Adding to the difficulty in dealing with terrorism is the rule of law approach to policing so critical to policing in modern democracies. Dealing with people and organisations who, by their very existence, are operating outside the law can prove challenging to say the least.
However, this means that in identifying, tracking and disrupting potential terrorists the rules of necessity and proportionality must be applied to all intelligence operations with the aim of the police to protect public safety and at the same time gather sufficient evidence to prosecute. This makes monitoring terrorists extremely difficult and can come into conflict with the ability to penetrate terrorist networks in the way they were in Northern Ireland.
Most police forces now have an intelligence led policing model through the National Intelligence Model or NIM. This was defined in 2003 by Professor Nick Tilley as ‘developing and maintaining a detailed and up-to-date picture of patterns of crime and criminality in order to intervene in it most effectively to disrupt networks and remove prolific offenders’. This works where there is a network and activity to monitor but proves challenging when dealing with ‘lone wolf’ attacks or ‘clean skin’ attacks.
Counter terror policing is organised in such a way as to tap into the local intelligence available in regional constabularies but bring it together in a more rapid way across the country. This is done through the National Counter Terrorism Policing Headquarters is hosted by the Metropolitan Police and has five regional counter terror units (CTUs) and six regional Counter Terrorism Intelligence Units (CTIUs).
These are all resourced by the police forces in their respective areas and the CTIUs carry out primarily intelligence gathering operations. This is bottom up intelligence gathering from within areas and communities and is critical to the success of any counter terror operation.
Intelligence is the key to identifying potential terrorists and to disrupt their activities before they get the opportunity to execute their attack. The difficulty is that the terrorism we are now seeing is not building up patterns in communities nor are the activities of the terrorists who have carried out successful attacks, done anything to cause themselves to tip over the evidential bar and get arrested. The police ACT (Action Counters Terrorism) programme is designed to maximise the low-level information reported to try and fill this gap, using the very real knowledge of communities themselves.

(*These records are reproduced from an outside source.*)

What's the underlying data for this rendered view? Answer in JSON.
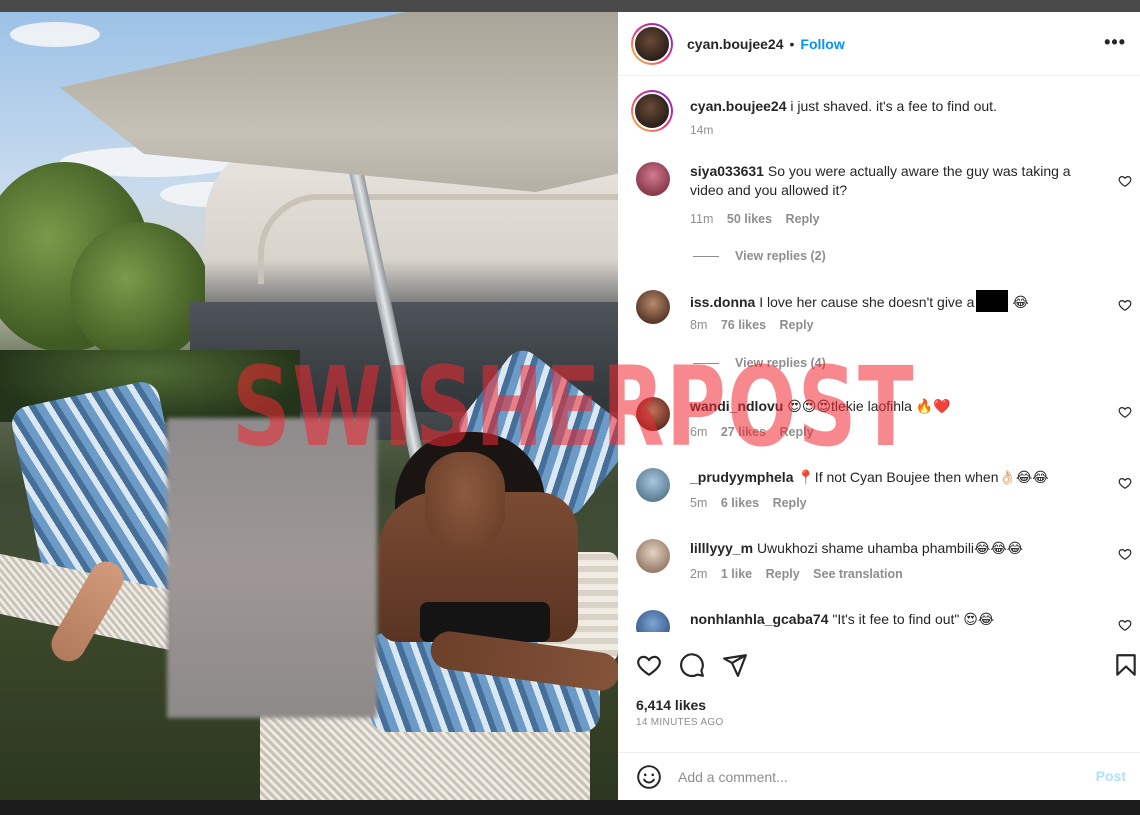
{
  "post": {
    "username": "cyan.boujee24",
    "follow_label": "Follow",
    "separator": "•",
    "more_label": "•••",
    "watermark": "SWISHERPOST"
  },
  "caption": {
    "username": "cyan.boujee24",
    "text": "i just shaved. it's a fee to find out.",
    "time": "14m"
  },
  "comments": [
    {
      "username": "siya033631",
      "text": "So you were actually aware the guy was taking a video and you allowed it?",
      "time": "11m",
      "likes": "50 likes",
      "reply": "Reply",
      "view_replies": "View replies (2)"
    },
    {
      "username": "iss.donna",
      "text_before": "I love her cause she doesn't give a",
      "text_after": "😂",
      "time": "8m",
      "likes": "76 likes",
      "reply": "Reply",
      "view_replies": "View replies (4)"
    },
    {
      "username": "wandi_ndlovu",
      "text": "😍😍😍tlekie laofihla 🔥❤️",
      "time": "6m",
      "likes": "27 likes",
      "reply": "Reply"
    },
    {
      "username": "_prudyymphela",
      "text": "📍If not Cyan Boujee then when👌🏻😂😂",
      "time": "5m",
      "likes": "6 likes",
      "reply": "Reply"
    },
    {
      "username": "lilllyyy_m",
      "text": "Uwukhozi shame uhamba phambili😂😂😂",
      "time": "2m",
      "likes": "1 like",
      "reply": "Reply",
      "translate": "See translation"
    },
    {
      "username": "nonhlanhla_gcaba74",
      "text": "\"It's it fee to find out\" 😍😂"
    }
  ],
  "stats": {
    "likes": "6,414 likes",
    "ago": "14 MINUTES AGO"
  },
  "add_comment": {
    "placeholder": "Add a comment...",
    "post_label": "Post"
  },
  "icons": [
    "heart-icon",
    "comment-icon",
    "share-icon",
    "bookmark-icon",
    "emoji-icon",
    "more-icon"
  ],
  "colors": {
    "accent": "#0095f6",
    "muted": "#8e8e8e",
    "text": "#262626",
    "watermark": "#f02832"
  }
}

More active intelligence gathering by the police only really happened in Northern Ireland when dealing with both republican and loyalist terrorists but the dangers of such actions are clear in an ongoing case where an ex-senior loyalist terrorist, Gary Haggarty, who pleaded guilty to over 200 charges including five murders has offered to give evidence against several former police officers he's accused of collusion while he was working as an informer from 1993-2004. Where is the ‘rule of law’ line drawn when running agents who are active terrorists?
The world of intelligence is often referred to as ‘murky’ but it is the frontline defence we have against modern terrorism. As terrorists become more able to operate alone through internet enabled training, finding them is becoming harder. Are we doing enough? Are our police intelligence methodologies good enough?
The UK Security Expo
These questions and more will be examined at the UK Security Expo at London Olympia on 29-30 November. There are eight free-to-attend conferences covering major events, transport and borders, CNI, protecting crowded places, designing out terrorism and cyber security. Plus a high-level conference on Global Counter Terrorism. Major Themes include: cooperation post-Brexit, migration, Trump's America, countering radicalisation and tackling extremism, the dark web, returning Islamic State fighters, social media and engagement with extremism, counter-terrorism financing, CBRNE and IEDs threats.
Passes start at £199+vat. Counter Terror Business Readers can claim a 20 per cent discount with code UKSEC20.